What a pretty place! It is always evergreen inside the tightly grown Atlantic Cedar bog.

Daddy Longlegs

Daddy Longlegs

As we walk we spot this long legged critter scurrying away from us. It’s a daddy long- legs,  a common arachnid of the Pinelands.

Sheep Laurel

Sheep Laurel

As we leave the boardwalk we enter the pine/oak section of the trail. Here we see Sheep Laurel. Sheep Laurel has flowers similar to Mountain Laurel and blooms around the same time but the shrub is much smaller than Mountain Laurel.

Eastern Towhee

Eastern Towhee Bass River State Forest

As we near the end of the trail we hear a bird song that sounds like ‘Drink Your Tea’. It’s an Eastern Towhee! What a beautiful bird.

We have now arrived back our cars. Thank you for taking this virtual tour of Bass River State Forest! I hope that it inspires for you to check it out for yourself!

Address: 762 Stage Rd
Tuckerton, NJ 08087

Click below for a list of plants found in Bass River State Forest

Bass River Stae Forest Flora

Check out the latest Bird Sightings Here!

Great Pinelands Books!

1. A Field Guide to the Pine Barrens of New Jersey: Its Flora, Fauna and Historic Sites

2. A Pine Barrens Odyssey: A Naturalist’s Year in the Pine Barrens of New Jersey

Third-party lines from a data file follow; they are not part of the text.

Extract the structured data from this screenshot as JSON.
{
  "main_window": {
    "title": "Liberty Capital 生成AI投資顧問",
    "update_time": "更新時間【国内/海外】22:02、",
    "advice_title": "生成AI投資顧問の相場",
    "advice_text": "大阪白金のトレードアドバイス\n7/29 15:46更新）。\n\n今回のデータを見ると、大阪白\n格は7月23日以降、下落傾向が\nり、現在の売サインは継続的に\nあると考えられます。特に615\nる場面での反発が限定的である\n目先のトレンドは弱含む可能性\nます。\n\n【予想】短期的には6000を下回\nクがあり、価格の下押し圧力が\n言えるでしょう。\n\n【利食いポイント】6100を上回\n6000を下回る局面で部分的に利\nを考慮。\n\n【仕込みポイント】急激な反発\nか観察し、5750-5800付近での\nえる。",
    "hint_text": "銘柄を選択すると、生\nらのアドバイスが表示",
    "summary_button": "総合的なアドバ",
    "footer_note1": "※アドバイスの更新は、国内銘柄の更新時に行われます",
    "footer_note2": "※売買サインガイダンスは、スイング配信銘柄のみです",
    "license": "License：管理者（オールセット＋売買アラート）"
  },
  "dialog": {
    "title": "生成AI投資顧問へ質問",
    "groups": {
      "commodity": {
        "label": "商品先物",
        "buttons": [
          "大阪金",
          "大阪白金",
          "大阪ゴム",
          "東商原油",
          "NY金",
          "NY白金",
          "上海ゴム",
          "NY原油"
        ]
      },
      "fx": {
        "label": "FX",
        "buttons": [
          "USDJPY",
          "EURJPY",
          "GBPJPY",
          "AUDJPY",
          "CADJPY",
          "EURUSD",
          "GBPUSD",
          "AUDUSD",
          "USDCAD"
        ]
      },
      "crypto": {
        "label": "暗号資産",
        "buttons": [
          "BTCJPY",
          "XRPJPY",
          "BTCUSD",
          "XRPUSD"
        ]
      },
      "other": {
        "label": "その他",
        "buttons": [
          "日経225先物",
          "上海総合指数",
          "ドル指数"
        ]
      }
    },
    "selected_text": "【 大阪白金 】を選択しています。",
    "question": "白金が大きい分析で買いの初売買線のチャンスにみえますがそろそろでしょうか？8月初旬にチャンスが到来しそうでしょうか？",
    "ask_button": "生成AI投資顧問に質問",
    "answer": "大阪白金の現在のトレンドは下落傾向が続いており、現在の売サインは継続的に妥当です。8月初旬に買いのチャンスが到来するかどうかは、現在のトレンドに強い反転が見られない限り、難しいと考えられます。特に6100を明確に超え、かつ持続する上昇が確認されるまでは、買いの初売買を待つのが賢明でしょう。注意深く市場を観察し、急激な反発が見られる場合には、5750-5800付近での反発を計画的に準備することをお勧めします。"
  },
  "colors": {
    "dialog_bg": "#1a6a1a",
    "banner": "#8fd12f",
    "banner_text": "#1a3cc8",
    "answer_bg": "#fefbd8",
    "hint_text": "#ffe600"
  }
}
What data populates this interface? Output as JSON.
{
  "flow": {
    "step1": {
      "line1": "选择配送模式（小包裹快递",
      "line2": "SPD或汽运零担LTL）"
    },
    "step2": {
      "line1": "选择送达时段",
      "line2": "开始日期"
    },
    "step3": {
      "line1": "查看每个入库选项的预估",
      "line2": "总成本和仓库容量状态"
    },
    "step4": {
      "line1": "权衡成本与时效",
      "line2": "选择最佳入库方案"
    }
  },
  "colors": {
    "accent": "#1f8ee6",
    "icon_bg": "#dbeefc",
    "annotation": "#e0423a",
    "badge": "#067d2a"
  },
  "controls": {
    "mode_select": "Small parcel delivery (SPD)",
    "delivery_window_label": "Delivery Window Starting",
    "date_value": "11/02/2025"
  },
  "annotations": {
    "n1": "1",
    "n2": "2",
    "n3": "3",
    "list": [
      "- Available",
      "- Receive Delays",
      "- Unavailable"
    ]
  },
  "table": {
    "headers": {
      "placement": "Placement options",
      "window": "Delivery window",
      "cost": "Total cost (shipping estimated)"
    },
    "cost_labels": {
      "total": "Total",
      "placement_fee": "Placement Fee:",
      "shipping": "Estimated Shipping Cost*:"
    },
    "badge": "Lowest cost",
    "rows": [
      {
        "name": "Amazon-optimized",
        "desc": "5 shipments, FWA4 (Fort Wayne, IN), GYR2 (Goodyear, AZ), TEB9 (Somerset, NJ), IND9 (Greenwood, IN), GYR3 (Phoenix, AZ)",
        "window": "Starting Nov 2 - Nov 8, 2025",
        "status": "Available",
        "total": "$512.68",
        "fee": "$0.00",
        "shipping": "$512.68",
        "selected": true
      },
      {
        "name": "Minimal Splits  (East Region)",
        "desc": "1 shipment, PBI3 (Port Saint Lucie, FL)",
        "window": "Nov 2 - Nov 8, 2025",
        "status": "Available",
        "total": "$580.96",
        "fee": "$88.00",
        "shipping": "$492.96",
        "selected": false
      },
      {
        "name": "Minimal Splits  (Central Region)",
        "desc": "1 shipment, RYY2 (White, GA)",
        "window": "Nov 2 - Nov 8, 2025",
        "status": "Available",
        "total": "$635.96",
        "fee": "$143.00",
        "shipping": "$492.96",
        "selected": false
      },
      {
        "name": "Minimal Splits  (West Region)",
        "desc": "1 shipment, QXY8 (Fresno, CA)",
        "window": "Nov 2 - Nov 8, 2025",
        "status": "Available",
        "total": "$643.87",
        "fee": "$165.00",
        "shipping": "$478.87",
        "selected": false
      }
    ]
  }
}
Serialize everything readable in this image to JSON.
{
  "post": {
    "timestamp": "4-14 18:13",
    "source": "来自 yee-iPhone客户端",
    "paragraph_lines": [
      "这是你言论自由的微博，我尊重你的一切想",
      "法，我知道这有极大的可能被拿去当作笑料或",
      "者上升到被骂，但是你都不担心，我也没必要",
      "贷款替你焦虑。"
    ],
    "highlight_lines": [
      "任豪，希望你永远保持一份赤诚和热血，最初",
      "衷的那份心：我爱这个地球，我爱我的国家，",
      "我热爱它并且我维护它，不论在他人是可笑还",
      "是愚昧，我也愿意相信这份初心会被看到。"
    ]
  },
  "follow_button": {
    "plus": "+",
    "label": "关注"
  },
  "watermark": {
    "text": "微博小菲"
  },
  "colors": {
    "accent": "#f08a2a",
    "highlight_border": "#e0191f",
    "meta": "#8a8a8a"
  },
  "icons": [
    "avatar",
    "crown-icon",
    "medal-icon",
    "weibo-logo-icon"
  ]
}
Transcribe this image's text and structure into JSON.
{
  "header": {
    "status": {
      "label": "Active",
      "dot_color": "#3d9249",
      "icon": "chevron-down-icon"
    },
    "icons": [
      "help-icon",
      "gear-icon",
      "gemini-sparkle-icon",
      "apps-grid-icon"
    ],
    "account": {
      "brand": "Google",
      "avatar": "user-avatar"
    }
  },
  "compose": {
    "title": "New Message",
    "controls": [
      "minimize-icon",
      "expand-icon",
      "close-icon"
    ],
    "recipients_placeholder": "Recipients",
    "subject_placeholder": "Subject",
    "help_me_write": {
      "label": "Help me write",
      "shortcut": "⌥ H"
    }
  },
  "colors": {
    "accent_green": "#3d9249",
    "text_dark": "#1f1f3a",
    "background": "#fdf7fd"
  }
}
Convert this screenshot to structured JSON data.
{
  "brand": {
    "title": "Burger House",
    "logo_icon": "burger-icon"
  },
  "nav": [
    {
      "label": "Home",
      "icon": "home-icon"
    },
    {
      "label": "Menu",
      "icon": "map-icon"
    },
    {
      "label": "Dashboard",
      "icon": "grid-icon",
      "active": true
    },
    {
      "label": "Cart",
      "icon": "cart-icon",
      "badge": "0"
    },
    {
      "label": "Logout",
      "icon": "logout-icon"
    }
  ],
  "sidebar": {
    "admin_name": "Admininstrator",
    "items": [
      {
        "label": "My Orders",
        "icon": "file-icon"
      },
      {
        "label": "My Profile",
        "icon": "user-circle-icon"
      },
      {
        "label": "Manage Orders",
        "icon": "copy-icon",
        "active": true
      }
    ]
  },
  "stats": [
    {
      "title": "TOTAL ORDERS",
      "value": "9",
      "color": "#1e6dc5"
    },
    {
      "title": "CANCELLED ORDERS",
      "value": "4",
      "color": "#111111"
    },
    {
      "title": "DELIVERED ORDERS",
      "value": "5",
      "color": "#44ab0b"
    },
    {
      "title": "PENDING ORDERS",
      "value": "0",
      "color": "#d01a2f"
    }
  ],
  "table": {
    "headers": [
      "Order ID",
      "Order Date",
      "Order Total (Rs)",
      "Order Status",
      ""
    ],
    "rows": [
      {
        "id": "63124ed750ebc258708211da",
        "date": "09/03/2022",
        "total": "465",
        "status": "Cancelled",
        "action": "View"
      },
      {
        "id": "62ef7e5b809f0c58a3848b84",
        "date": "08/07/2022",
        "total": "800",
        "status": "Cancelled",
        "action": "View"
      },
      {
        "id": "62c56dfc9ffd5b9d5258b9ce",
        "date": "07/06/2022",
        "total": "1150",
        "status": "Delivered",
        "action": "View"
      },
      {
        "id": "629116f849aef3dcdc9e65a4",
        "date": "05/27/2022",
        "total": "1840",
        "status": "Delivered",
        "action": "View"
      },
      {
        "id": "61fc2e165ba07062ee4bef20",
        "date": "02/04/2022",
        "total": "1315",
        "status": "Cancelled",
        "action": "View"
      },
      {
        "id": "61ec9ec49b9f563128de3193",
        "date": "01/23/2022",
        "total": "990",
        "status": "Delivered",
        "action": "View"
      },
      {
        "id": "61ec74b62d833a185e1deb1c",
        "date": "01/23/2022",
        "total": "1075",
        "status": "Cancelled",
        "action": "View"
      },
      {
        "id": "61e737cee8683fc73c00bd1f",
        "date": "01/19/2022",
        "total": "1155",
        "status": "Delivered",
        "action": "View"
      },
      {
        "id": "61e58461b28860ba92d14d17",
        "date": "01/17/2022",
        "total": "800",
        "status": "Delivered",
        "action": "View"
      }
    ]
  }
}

3. Wild Flowers of the Pine Barrens of New Jersey

Check out the latest bird sightings here!

5 thoughts on “Exploring Bass River State Forest!

Leave a Reply to NJUrbanForest Cancel reply

Fill in your details below or click an icon to log in:

WordPress.com Logo

You are commenting using your WordPress.com account. Log Out /  Change )

Google photo

You are commenting using your Google account. Log Out /  Change )

Twitter picture

You are commenting using your Twitter account. Log Out /  Change )

Facebook photo

You are commenting using your Facebook account. Log Out /  Change )

Connecting to %s